Comparing Strengths of Oxidants and Reductants
The strongest oxidant in the table is F 2, with a standard electrode potential of 2.87 V. This high value is consistent with the high electronegativity of fluorine and tells us that fluorine has a stronger tendency to accept electrons (it is a stronger oxidant) than any other element.

Oxidizing Agent - Definition, Properties, Examples, Applications - BYJU'S
An oxidizing agent (often referred to as an oxidizer or an oxidant) is a chemical species that tends to oxidize other substances, i.e. cause an increase in the oxidation state of the substance by making it lose electrons. Common examples of oxidizing agents include halogens (such as chlorine and fluorine), oxygen, and hydrogen peroxide (H 2 O 2 ).

What Are Oxidants? | Sciencing
An oxidant, also called an oxidizing agent, can express itself in the form of a single molecule, a compound (a mixture of substances) or an element. An oxidant usually appears as a molecule when its uses pertains to biological functions. These biological oxidants form during various types of intracellular processes such as metabolism and ...

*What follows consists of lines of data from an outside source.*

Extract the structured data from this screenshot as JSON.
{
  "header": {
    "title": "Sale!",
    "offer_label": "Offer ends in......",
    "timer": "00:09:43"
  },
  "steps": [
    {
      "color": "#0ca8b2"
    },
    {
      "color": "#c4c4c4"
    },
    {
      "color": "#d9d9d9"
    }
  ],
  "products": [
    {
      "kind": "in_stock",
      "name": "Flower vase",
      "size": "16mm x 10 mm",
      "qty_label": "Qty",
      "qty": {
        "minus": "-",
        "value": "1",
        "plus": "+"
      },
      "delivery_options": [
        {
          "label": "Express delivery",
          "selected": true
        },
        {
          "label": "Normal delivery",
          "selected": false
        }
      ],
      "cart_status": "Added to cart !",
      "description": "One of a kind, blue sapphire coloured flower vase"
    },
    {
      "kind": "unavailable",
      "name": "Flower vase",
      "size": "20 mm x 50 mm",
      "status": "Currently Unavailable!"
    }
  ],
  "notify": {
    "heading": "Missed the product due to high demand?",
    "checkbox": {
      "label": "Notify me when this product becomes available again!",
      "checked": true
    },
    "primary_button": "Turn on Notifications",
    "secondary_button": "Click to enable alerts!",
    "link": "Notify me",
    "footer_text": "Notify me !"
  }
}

Oxidizing Agents - Organic Chemistry Portal
Oxidizing Agents - A Short Introduction. An oxidizing agent, also known as an oxidant, is a substance that is capable of causing oxidation, a chemical reaction in which electrons are lost. In other words, it is a substance that can accept electrons from another substance, which causes the other substance to lose electrons and become oxidized.